Ford Fiesta long-term test review
Long considered to be the best small hatchback on sale thanks to its dynamism, simplicity and peppy engines, we find out if the new Ford Fiesta can continue that 40-year-long legacy...
- The car: Ford Fiesta 1.0 Ecoboost 100 Zetec
- Run by: Hemal Mistry, digital reviews editor
- Why it’s here: To find out if this new model has enough substance to keep the Fiesta – long considered to be the best small hatchback on the market – ahead of the chasing pack
- Needs to: Be more mature and grown up than ever before, including matching the best in class for touches of luxury inside without losing its predecessor's dynamic charms
Price £15,445 Price as tested £16,920 Miles covered 4317 Official economy 65.7mpg Test economy 45.9mpg Options fitted Frozen White premium colour (£250), 16in alloy wheel pack, including rear privacy glass and front scuff plates (£450), City Pack, including rear parking sensors and electrically folding door mirrors (£300), electric rear windows (£175), Bang & Olufsen 10-speaker audio system (£300)
16 November 2017 – Enjoying the fruits of Ford's labour
With more than 2000 miles under our belt, the new Ford Fiesta has started to worm its way into my heart. It was always going to be a very good car, because Ford was careful not to tamper too much with an already rather solid formula. Remember, this is Britain's best-selling new car.
But the area that has intrigued the most is the revamped interior, which is less cluttered and button-heavy than before. The infotainment system is slicker than the previous system, with Ford’s Sync3 software easy to use and more intuitive than the clunky first-gen system. More on that in future reports.
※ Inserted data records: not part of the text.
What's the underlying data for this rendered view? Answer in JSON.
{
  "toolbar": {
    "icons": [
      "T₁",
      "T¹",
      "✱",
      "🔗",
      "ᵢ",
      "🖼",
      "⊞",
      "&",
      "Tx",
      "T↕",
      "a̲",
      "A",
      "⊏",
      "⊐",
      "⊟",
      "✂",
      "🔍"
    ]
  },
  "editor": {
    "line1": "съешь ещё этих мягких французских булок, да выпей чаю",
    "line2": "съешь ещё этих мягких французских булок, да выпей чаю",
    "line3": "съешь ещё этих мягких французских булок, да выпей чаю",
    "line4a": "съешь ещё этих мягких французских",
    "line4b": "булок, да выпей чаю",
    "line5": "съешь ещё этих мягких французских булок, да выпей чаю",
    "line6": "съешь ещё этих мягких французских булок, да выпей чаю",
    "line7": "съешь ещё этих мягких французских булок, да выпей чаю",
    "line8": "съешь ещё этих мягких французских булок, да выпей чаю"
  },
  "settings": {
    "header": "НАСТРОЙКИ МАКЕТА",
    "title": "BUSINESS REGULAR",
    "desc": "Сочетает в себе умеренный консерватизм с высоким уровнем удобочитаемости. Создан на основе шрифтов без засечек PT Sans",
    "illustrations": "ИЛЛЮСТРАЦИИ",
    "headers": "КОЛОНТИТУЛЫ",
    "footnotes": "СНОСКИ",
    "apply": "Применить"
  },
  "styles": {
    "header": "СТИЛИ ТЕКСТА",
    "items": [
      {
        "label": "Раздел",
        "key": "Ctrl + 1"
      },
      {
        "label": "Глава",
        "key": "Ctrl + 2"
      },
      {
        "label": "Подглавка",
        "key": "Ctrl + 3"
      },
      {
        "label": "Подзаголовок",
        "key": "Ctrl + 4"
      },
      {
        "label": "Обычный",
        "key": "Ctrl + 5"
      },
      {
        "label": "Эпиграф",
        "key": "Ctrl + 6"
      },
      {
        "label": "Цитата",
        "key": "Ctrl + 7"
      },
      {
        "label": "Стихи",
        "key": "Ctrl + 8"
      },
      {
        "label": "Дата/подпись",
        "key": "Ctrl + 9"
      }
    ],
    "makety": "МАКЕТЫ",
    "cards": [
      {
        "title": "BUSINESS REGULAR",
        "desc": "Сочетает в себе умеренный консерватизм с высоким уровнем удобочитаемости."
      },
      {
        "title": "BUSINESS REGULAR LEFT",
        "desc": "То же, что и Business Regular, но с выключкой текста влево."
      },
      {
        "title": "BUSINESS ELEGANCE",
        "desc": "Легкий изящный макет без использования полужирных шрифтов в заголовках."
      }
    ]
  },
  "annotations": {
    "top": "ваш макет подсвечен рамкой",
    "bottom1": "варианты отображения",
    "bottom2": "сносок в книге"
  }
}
What’s most noticeable is the improvement in the overall quality in the materials used. Gone are the horrible-feeling scratchy plastics, replaced with nicer-textured plastics and dashes of soft-touch materials. Unlike previously, Ford has ensured that there's a button only if one is absolutely necessary rather than attempting to cover every eventuality.
Even the ventilation controls are a world apart from before, with big, clear knobs that make it easy to adjust the temperature without taking your eyes off the road.
The changes have made a huge difference to the interior ambience, but the same can’t be said of the rear seats and boot space. There isn't a lot of rear leg room for adults, and it would be a tight squeeze to fit three across the bench.
The other issue is the tapering roofline, which makes sitting in the back slightly claustrophobic compared with the smaller but taller Ford Ka+. Then there's the boot, which is tight on overall space. Don’t get me wrong, it can easily accommodate a mid-sized weekly shop and is more usable than the one found in a Mini. But compare its boot with those of the Skoda Fabia, Volkswagen Polo and Seat Ibiza and the Fiesta leaves you distinctly feeling short-changed.